3 real life examples of vaporization?
An example of vaporization is when you're cooking pasta. To do so, you boil water. When the water boils, steam rises from the water. Energy is gained when the liquid turns into gas. The space and movement of particles increases. The boiling water turning into steam is a perfect example of vaporization.
Direct conversion from solid to vapor (for instance, as it happens with dry ice) is called sublimation.
Evaporation also turns liquids to gas, without having to go through boiling. This is evident when you see vapor coming off of puddles, or notice the water level in a lake slowly go down when there hasn't been any rain or snow melt.

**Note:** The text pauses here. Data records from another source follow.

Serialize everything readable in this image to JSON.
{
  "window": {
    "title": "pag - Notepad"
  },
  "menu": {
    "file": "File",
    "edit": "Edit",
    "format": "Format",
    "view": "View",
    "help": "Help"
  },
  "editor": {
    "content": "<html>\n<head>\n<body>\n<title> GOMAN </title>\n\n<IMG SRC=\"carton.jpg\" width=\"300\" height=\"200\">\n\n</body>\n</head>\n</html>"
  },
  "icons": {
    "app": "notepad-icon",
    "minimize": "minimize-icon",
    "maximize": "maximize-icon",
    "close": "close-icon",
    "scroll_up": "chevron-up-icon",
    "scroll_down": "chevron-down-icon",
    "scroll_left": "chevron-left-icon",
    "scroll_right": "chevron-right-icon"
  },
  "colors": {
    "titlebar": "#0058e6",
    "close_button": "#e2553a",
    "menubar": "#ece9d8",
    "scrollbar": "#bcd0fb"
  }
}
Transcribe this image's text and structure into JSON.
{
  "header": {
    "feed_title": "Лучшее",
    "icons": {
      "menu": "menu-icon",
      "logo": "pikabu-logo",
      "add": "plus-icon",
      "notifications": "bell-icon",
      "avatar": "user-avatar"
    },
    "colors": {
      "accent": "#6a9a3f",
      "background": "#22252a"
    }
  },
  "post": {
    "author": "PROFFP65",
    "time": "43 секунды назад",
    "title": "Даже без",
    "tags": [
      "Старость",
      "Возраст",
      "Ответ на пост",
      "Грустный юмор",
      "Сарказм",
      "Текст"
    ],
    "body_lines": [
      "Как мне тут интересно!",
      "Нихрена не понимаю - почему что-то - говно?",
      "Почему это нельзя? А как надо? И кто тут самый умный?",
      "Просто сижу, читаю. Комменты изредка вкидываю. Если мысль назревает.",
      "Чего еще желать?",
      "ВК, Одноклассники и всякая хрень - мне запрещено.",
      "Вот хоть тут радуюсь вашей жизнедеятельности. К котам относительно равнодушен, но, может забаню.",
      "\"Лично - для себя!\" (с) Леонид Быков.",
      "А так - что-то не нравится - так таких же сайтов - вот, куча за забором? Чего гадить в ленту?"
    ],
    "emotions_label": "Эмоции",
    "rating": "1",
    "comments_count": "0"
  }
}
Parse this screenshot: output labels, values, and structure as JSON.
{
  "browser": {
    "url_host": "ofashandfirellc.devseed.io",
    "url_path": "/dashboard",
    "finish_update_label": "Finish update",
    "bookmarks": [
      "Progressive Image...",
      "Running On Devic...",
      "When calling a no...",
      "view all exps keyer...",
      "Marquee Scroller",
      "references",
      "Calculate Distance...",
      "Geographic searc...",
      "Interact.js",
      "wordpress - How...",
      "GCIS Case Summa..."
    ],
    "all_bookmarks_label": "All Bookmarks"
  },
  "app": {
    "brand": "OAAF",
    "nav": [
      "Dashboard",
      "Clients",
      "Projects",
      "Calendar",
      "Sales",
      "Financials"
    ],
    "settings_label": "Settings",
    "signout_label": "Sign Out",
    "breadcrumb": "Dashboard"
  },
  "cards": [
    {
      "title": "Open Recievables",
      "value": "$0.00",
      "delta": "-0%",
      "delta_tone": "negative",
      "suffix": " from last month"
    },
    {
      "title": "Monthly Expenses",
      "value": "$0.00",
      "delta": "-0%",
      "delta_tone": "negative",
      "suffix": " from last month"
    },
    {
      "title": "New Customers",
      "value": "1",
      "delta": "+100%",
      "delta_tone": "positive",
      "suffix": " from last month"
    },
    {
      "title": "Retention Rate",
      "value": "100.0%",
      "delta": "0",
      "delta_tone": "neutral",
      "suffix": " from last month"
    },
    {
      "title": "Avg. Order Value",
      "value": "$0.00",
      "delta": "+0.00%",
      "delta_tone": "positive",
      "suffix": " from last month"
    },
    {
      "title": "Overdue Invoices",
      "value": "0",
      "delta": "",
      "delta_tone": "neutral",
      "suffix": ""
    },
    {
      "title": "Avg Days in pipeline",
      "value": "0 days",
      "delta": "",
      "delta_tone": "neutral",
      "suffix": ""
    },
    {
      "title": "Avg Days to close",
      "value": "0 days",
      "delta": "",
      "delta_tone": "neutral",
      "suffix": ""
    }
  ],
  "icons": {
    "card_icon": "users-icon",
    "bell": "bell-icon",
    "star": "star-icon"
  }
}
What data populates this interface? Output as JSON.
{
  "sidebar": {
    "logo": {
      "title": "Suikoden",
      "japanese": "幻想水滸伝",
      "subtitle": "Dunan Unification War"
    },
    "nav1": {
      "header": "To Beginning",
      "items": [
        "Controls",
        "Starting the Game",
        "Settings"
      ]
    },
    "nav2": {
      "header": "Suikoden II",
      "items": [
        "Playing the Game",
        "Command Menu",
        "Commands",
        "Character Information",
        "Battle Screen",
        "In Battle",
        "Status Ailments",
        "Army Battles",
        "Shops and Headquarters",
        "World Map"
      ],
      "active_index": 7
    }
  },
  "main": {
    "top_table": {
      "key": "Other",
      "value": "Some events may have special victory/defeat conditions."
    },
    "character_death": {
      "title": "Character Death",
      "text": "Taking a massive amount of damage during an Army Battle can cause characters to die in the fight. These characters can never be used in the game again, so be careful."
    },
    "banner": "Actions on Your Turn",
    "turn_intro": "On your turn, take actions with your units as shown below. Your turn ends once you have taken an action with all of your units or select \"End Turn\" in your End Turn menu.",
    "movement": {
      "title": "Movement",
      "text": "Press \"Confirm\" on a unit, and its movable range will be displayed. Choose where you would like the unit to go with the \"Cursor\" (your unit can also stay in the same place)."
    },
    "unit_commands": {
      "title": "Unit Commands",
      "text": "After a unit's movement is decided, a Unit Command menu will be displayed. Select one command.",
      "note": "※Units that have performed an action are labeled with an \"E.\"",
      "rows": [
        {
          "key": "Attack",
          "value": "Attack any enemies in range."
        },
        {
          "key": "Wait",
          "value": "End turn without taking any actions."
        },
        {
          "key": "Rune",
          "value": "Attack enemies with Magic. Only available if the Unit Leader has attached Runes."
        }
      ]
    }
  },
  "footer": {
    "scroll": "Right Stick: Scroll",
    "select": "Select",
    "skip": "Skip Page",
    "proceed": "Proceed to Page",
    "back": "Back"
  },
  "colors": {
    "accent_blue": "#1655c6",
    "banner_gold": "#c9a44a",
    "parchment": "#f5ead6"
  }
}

There are many real life examples of a wavelength. The radio station on campus produces waves of about 3 meters--we solved for it in a lab given a frequency and the velocity of sound in air. The wavelength of a wave in general is considered to be crest to crest or trough to trough... Which is very visually apparent if you imagine a series of waves on the ocean.
Leigh Allyn Baker (Amy) is 40 years old in real life. Eric Allan Kramer (Bob) is 50 years old in real life. Jason Dolley (Pj) is 20 years old in real life. Bridgit Mendler (Teddy) is 19 years old in real life. Bradley Steven Perry (Gabe) is 13 years old in real life. Mia Talerico (Charlie) is 3 years old in real life.
What is the relationship between the heat of vaporization of a metal and the strength of the bonds the hold the metal together?
It is directly proportional as the bond become stronger as the heat of vaporization increases e.g. Compare sodium and Aluminum the metallic bond in Al is stronger as it gives 3 electrons but Na give only one electron Na:Heat of vaporization: 96.960 kJ mol-1 http://www.chemicool.com/elements/sodium.html Al:Heat of vaporization: 293.40 kJ mol-1 http://www.chemicool.com/elements/aluminum.html
1) The real life examples of stacks are: a. Bangles in a hand b. Same circumference circular rings in a pole c. Sacks full of wheat placed one over other: d. Battery cells in a torch. e. 1. Recursion 2.To convert decimal number to binary 3.Waiter serving orders one after another 4.Truck loaded with wooden boxes 5.To convert infix expression to post-fix